The lines of the records that include "this" should all be copied.

•••••

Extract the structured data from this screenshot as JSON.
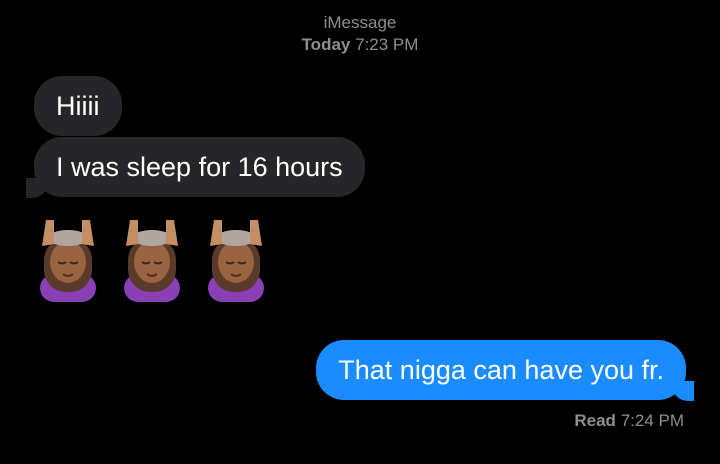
{
  "header": {
    "service": "iMessage",
    "day": "Today",
    "time": "7:23 PM"
  },
  "messages": [
    {
      "direction": "incoming",
      "text": "Hiiii"
    },
    {
      "direction": "incoming",
      "text": "I was sleep for 16 hours"
    },
    {
      "direction": "incoming",
      "emoji": "person-getting-massage",
      "count": 3
    },
    {
      "direction": "outgoing",
      "text": "That nigga can have you fr."
    }
  ],
  "receipt": {
    "label": "Read",
    "time": "7:24 PM"
  },
  "colors": {
    "background": "#000000",
    "incoming_bubble": "#262628",
    "outgoing_bubble": "#1a8cff",
    "meta_text": "#8e8e93"
  }
}
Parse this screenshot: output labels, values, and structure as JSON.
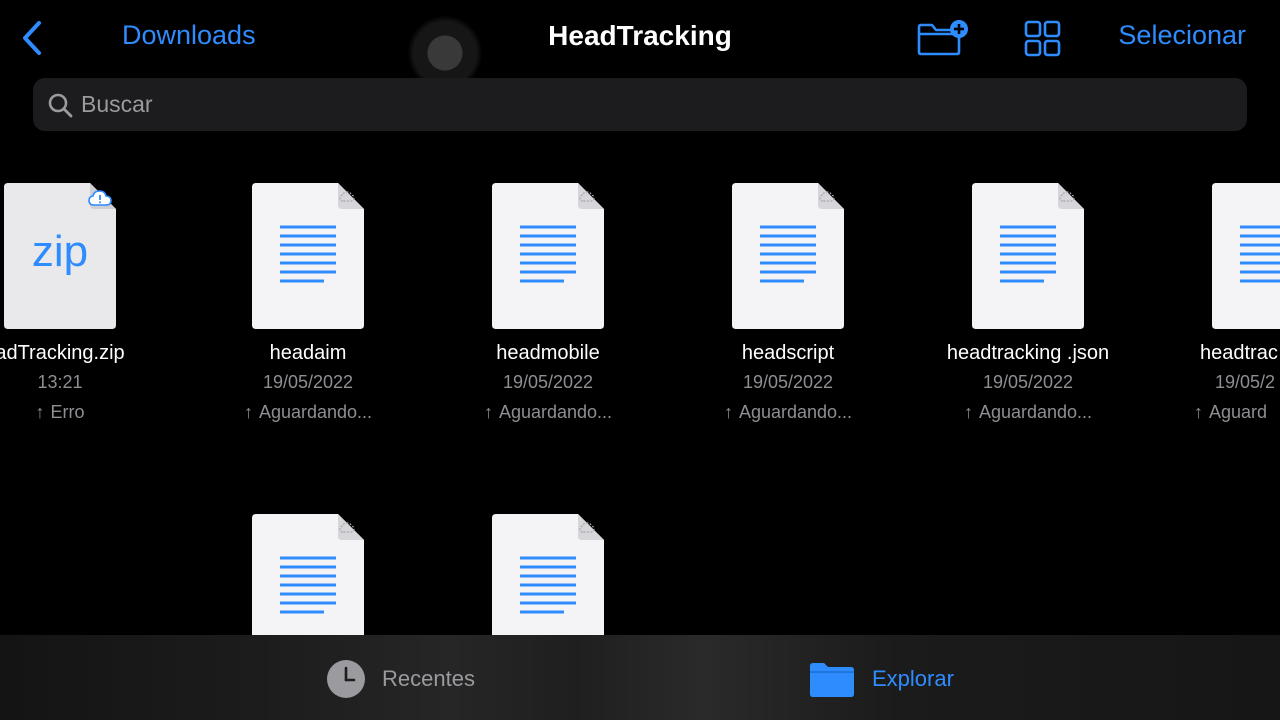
{
  "header": {
    "back_label": "Downloads",
    "title": "HeadTracking",
    "select_label": "Selecionar"
  },
  "search": {
    "placeholder": "Buscar"
  },
  "files": [
    {
      "name": "adTracking.zip",
      "date": "13:21",
      "status": "Erro",
      "type": "zip",
      "thumb_label": "zip",
      "cloud": "error"
    },
    {
      "name": "headaim",
      "date": "19/05/2022",
      "status": "Aguardando...",
      "type": "document",
      "cloud": "pending"
    },
    {
      "name": "headmobile",
      "date": "19/05/2022",
      "status": "Aguardando...",
      "type": "document",
      "cloud": "pending"
    },
    {
      "name": "headscript",
      "date": "19/05/2022",
      "status": "Aguardando...",
      "type": "document",
      "cloud": "pending"
    },
    {
      "name": "headtracking .json",
      "date": "19/05/2022",
      "status": "Aguardando...",
      "type": "document",
      "cloud": "pending"
    },
    {
      "name": "headtrac",
      "date": "19/05/2",
      "status": "Aguard",
      "type": "document",
      "cloud": "pending"
    },
    {
      "name": "",
      "date": "",
      "status": "",
      "type": "document",
      "cloud": "pending"
    },
    {
      "name": "",
      "date": "",
      "status": "",
      "type": "document",
      "cloud": "pending"
    }
  ],
  "tabs": [
    {
      "label": "Recentes",
      "icon": "clock-icon",
      "active": false
    },
    {
      "label": "Explorar",
      "icon": "folder-icon",
      "active": true
    }
  ],
  "colors": {
    "accent": "#2f8cff",
    "background": "#000000",
    "secondary_text": "#8e8e93"
  }
}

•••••

■ RESPONSE BOX:
Extract the structured data from this screenshot as JSON.
Parse this screenshot: output labels, values, and structure as JSON.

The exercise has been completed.